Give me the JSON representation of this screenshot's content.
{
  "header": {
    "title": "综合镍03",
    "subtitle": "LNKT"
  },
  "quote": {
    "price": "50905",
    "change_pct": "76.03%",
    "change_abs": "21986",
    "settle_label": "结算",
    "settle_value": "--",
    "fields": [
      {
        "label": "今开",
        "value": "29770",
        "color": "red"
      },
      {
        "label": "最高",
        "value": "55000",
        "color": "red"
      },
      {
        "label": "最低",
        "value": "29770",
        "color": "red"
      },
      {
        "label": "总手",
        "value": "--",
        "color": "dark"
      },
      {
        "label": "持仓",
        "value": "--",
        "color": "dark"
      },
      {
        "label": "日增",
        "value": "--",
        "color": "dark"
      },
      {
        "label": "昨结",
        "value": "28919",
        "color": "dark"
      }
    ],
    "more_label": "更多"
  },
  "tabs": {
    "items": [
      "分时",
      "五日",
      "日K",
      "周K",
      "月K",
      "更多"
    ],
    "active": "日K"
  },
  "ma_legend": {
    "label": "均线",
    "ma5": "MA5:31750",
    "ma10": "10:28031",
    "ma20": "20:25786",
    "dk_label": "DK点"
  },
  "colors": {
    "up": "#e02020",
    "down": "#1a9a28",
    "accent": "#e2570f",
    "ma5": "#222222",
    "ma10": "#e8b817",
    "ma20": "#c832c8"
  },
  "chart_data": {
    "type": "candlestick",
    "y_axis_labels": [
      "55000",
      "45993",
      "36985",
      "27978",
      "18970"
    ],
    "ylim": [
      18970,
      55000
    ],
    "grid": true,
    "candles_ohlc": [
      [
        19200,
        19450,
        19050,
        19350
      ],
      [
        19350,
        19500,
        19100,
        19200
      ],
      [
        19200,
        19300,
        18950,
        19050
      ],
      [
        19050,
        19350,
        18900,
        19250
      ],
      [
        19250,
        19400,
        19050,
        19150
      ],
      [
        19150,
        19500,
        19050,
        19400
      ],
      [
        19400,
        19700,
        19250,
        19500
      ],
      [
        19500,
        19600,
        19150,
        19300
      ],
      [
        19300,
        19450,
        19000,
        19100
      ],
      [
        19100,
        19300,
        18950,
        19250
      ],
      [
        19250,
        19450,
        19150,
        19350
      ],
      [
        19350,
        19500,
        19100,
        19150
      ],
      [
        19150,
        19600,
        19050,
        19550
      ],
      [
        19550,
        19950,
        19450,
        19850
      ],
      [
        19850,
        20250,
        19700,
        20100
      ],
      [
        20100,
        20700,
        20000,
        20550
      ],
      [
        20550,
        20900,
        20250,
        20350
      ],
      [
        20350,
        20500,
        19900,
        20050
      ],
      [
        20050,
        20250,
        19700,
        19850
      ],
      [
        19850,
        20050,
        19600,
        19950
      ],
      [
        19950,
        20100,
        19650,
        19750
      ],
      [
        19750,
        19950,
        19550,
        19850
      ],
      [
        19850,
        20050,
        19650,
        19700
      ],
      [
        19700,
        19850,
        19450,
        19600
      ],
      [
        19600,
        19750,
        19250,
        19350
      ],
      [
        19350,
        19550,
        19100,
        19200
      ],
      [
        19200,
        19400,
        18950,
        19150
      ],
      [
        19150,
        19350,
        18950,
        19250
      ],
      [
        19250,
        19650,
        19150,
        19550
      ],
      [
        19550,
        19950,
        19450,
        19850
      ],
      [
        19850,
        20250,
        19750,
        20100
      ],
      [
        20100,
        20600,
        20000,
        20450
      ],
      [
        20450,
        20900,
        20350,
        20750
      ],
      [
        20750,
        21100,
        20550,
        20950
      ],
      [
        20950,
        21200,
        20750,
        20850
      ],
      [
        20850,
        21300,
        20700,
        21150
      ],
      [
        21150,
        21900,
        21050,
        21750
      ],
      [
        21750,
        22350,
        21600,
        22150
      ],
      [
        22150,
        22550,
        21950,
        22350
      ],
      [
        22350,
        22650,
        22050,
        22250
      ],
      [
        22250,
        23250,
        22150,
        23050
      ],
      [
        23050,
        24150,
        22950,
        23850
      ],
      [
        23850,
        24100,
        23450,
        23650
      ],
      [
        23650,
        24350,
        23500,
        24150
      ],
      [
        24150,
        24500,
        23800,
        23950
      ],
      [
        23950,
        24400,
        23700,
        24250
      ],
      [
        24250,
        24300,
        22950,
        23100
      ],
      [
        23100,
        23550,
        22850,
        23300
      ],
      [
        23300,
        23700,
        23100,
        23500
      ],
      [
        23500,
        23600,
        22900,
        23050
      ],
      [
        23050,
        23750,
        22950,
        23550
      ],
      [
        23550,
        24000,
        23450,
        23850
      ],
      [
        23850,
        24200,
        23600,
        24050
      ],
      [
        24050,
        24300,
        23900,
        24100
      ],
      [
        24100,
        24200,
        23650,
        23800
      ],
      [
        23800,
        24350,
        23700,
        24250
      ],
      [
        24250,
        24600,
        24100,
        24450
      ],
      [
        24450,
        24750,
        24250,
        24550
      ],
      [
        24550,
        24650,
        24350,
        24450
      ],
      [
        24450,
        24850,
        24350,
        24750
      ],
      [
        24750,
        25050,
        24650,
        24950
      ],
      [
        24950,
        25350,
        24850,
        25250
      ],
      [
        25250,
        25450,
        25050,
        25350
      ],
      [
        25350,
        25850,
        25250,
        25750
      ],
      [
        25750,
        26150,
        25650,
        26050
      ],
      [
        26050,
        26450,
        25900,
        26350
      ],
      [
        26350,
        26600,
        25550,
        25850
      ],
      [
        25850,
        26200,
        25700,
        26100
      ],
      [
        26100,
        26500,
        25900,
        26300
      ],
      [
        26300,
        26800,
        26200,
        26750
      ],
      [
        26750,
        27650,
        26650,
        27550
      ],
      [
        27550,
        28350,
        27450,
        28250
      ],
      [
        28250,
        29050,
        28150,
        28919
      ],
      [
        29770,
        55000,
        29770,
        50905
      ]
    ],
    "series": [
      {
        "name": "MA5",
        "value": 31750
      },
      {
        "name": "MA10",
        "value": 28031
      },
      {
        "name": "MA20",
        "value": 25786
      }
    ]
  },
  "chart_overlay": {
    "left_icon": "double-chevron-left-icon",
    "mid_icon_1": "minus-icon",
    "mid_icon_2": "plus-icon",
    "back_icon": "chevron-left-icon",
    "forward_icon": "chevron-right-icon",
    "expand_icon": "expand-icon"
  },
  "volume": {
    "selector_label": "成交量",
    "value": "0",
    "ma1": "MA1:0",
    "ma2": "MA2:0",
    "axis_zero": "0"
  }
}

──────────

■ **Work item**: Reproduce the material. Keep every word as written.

■ **Task response**:
Give me the JSON representation of this screenshot's content.
{
  "header": {
    "title": "综合镍03",
    "subtitle": "LNKT"
  },
  "quote": {
    "price": "50905",
    "change_pct": "76.03%",
    "change_abs": "21986",
    "settle_label": "结算",
    "settle_value": "--",
    "fields": [
      {
        "label": "今开",
        "value": "29770",
        "color": "red"
      },
      {
        "label": "最高",
        "value": "55000",
        "color": "red"
      },
      {
        "label": "最低",
        "value": "29770",
        "color": "red"
      },
      {
        "label": "总手",
        "value": "--",
        "color": "dark"
      },
      {
        "label": "持仓",
        "value": "--",
        "color": "dark"
      },
      {
        "label": "日增",
        "value": "--",
        "color": "dark"
      },
      {
        "label": "昨结",
        "value": "28919",
        "color": "dark"
      }
    ],
    "more_label": "更多"
  },
  "tabs": {
    "items": [
      "分时",
      "五日",
      "日K",
      "周K",
      "月K",
      "更多"
    ],
    "active": "日K"
  },
  "ma_legend": {
    "label": "均线",
    "ma5": "MA5:31750",
    "ma10": "10:28031",
    "ma20": "20:25786",
    "dk_label": "DK点"
  },
  "colors": {
    "up": "#e02020",
    "down": "#1a9a28",
    "accent": "#e2570f",
    "ma5": "#222222",
    "ma10": "#e8b817",
    "ma20": "#c832c8"
  },
  "chart_data": {
    "type": "candlestick",
    "y_axis_labels": [
      "55000",
      "45993",
      "36985",
      "27978",
      "18970"
    ],
    "ylim": [
      18970,
      55000
    ],
    "grid": true,
    "candles_ohlc": [
      [
        19200,
        19450,
        19050,
        19350
      ],
      [
        19350,
        19500,
        19100,
        19200
      ],
      [
        19200,
        19300,
        18950,
        19050
      ],
      [
        19050,
        19350,
        18900,
        19250
      ],
      [
        19250,
        19400,
        19050,
        19150
      ],
      [
        19150,
        19500,
        19050,
        19400
      ],
      [
        19400,
        19700,
        19250,
        19500
      ],
      [
        19500,
        19600,
        19150,
        19300
      ],
      [
        19300,
        19450,
        19000,
        19100
      ],
      [
        19100,
        19300,
        18950,
        19250
      ],
      [
        19250,
        19450,
        19150,
        19350
      ],
      [
        19350,
        19500,
        19100,
        19150
      ],
      [
        19150,
        19600,
        19050,
        19550
      ],
      [
        19550,
        19950,
        19450,
        19850
      ],
      [
        19850,
        20250,
        19700,
        20100
      ],
      [
        20100,
        20700,
        20000,
        20550
      ],
      [
        20550,
        20900,
        20250,
        20350
      ],
      [
        20350,
        20500,
        19900,
        20050
      ],
      [
        20050,
        20250,
        19700,
        19850
      ],
      [
        19850,
        20050,
        19600,
        19950
      ],
      [
        19950,
        20100,
        19650,
        19750
      ],
      [
        19750,
        19950,
        19550,
        19850
      ],
      [
        19850,
        20050,
        19650,
        19700
      ],
      [
        19700,
        19850,
        19450,
        19600
      ],
      [
        19600,
        19750,
        19250,
        19350
      ],
      [
        19350,
        19550,
        19100,
        19200
      ],
      [
        19200,
        19400,
        18950,
        19150
      ],
      [
        19150,
        19350,
        18950,
        19250
      ],
      [
        19250,
        19650,
        19150,
        19550
      ],
      [
        19550,
        19950,
        19450,
        19850
      ],
      [
        19850,
        20250,
        19750,
        20100
      ],
      [
        20100,
        20600,
        20000,
        20450
      ],
      [
        20450,
        20900,
        20350,
        20750
      ],
      [
        20750,
        21100,
        20550,
        20950
      ],
      [
        20950,
        21200,
        20750,
        20850
      ],
      [
        20850,
        21300,
        20700,
        21150
      ],
      [
        21150,
        21900,
        21050,
        21750
      ],
      [
        21750,
        22350,
        21600,
        22150
      ],
      [
        22150,
        22550,
        21950,
        22350
      ],
      [
        22350,
        22650,
        22050,
        22250
      ],
      [
        22250,
        23250,
        22150,
        23050
      ],
      [
        23050,
        24150,
        22950,
        23850
      ],
      [
        23850,
        24100,
        23450,
        23650
      ],
      [
        23650,
        24350,
        23500,
        24150
      ],
      [
        24150,
        24500,
        23800,
        23950
      ],
      [
        23950,
        24400,
        23700,
        24250
      ],
      [
        24250,
        24300,
        22950,
        23100
      ],
      [
        23100,
        23550,
        22850,
        23300
      ],
      [
        23300,
        23700,
        23100,
        23500
      ],
      [
        23500,
        23600,
        22900,
        23050
      ],
      [
        23050,
        23750,
        22950,
        23550
      ],
      [
        23550,
        24000,
        23450,
        23850
      ],
      [
        23850,
        24200,
        23600,
        24050
      ],
      [
        24050,
        24300,
        23900,
        24100
      ],
      [
        24100,
        24200,
        23650,
        23800
      ],
      [
        23800,
        24350,
        23700,
        24250
      ],
      [
        24250,
        24600,
        24100,
        24450
      ],
      [
        24450,
        24750,
        24250,
        24550
      ],
      [
        24550,
        24650,
        24350,
        24450
      ],
      [
        24450,
        24850,
        24350,
        24750
      ],
      [
        24750,
        25050,
        24650,
        24950
      ],
      [
        24950,
        25350,
        24850,
        25250
      ],
      [
        25250,
        25450,
        25050,
        25350
      ],
      [
        25350,
        25850,
        25250,
        25750
      ],
      [
        25750,
        26150,
        25650,
        26050
      ],
      [
        26050,
        26450,
        25900,
        26350
      ],
      [
        26350,
        26600,
        25550,
        25850
      ],
      [
        25850,
        26200,
        25700,
        26100
      ],
      [
        26100,
        26500,
        25900,
        26300
      ],
      [
        26300,
        26800,
        26200,
        26750
      ],
      [
        26750,
        27650,
        26650,
        27550
      ],
      [
        27550,
        28350,
        27450,
        28250
      ],
      [
        28250,
        29050,
        28150,
        28919
      ],
      [
        29770,
        55000,
        29770,
        50905
      ]
    ],
    "series": [
      {
        "name": "MA5",
        "value": 31750
      },
      {
        "name": "MA10",
        "value": 28031
      },
      {
        "name": "MA20",
        "value": 25786
      }
    ]
  },
  "chart_overlay": {
    "left_icon": "double-chevron-left-icon",
    "mid_icon_1": "minus-icon",
    "mid_icon_2": "plus-icon",
    "back_icon": "chevron-left-icon",
    "forward_icon": "chevron-right-icon",
    "expand_icon": "expand-icon"
  },
  "volume": {
    "selector_label": "成交量",
    "value": "0",
    "ma1": "MA1:0",
    "ma2": "MA2:0",
    "axis_zero": "0"
  }
}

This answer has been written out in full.